• REQUIREMENT:
What you return should be each line of the data containing the string "icon".

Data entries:
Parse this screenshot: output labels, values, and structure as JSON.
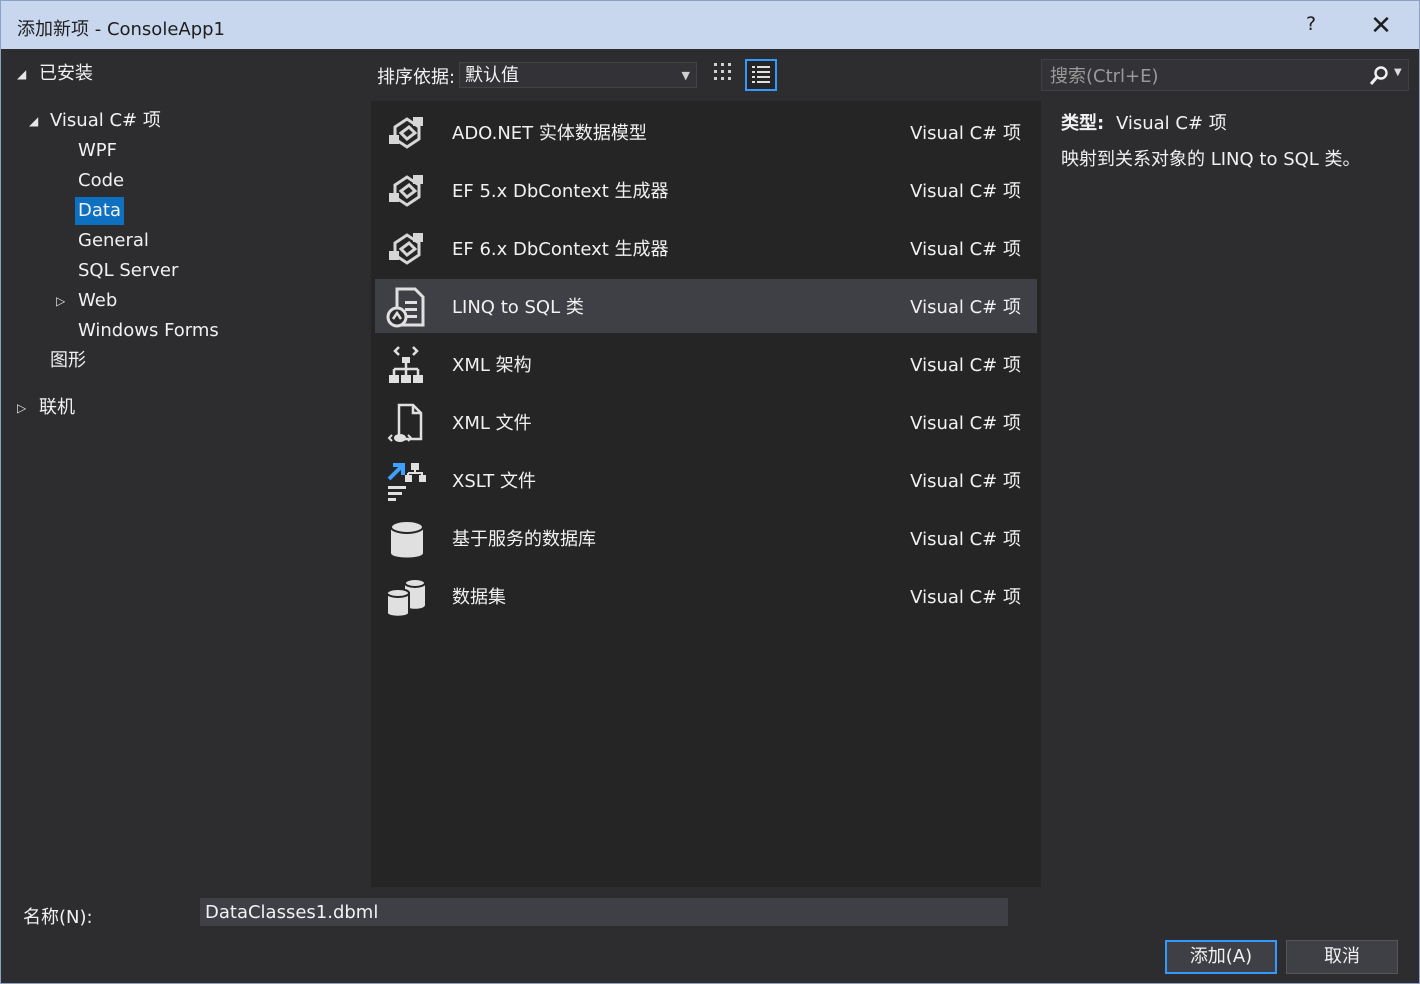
{
  "window": {
    "title": "添加新项 - ConsoleApp1",
    "help": "?",
    "close": "✕"
  },
  "tree": {
    "installed": "已安装",
    "csharp": "Visual C# 项",
    "children": [
      "WPF",
      "Code",
      "Data",
      "General",
      "SQL Server",
      "Web",
      "Windows Forms"
    ],
    "graphics": "图形",
    "online": "联机"
  },
  "toolbar": {
    "sort_label": "排序依据:",
    "sort_value": "默认值"
  },
  "search": {
    "placeholder": "搜索(Ctrl+E)"
  },
  "items": [
    {
      "name": "ADO.NET 实体数据模型",
      "type": "Visual C# 项",
      "icon": "entity-model-icon"
    },
    {
      "name": "EF 5.x DbContext 生成器",
      "type": "Visual C# 项",
      "icon": "entity-model-icon"
    },
    {
      "name": "EF 6.x DbContext 生成器",
      "type": "Visual C# 项",
      "icon": "entity-model-icon"
    },
    {
      "name": "LINQ to SQL 类",
      "type": "Visual C# 项",
      "icon": "linq-to-sql-icon"
    },
    {
      "name": "XML 架构",
      "type": "Visual C# 项",
      "icon": "xml-schema-icon"
    },
    {
      "name": "XML 文件",
      "type": "Visual C# 项",
      "icon": "xml-file-icon"
    },
    {
      "name": "XSLT 文件",
      "type": "Visual C# 项",
      "icon": "xslt-file-icon"
    },
    {
      "name": "基于服务的数据库",
      "type": "Visual C# 项",
      "icon": "database-icon"
    },
    {
      "name": "数据集",
      "type": "Visual C# 项",
      "icon": "dataset-icon"
    }
  ],
  "details": {
    "type_label": "类型:",
    "type_value": "Visual C# 项",
    "description": "映射到关系对象的 LINQ to SQL 类。"
  },
  "bottom": {
    "name_label": "名称(N):",
    "name_value": "DataClasses1.dbml",
    "add": "添加(A)",
    "cancel": "取消"
  },
  "colors": {
    "accent": "#3399ff",
    "selection": "#0e70c0",
    "titlebar": "#c9d7ee"
  }
}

• YOUR SOLUTION:
      "icon": "entity-model-icon"
      "icon": "entity-model-icon"
      "icon": "entity-model-icon"
      "icon": "linq-to-sql-icon"
      "icon": "xml-schema-icon"
      "icon": "xml-file-icon"
      "icon": "xslt-file-icon"
      "icon": "database-icon"
      "icon": "dataset-icon"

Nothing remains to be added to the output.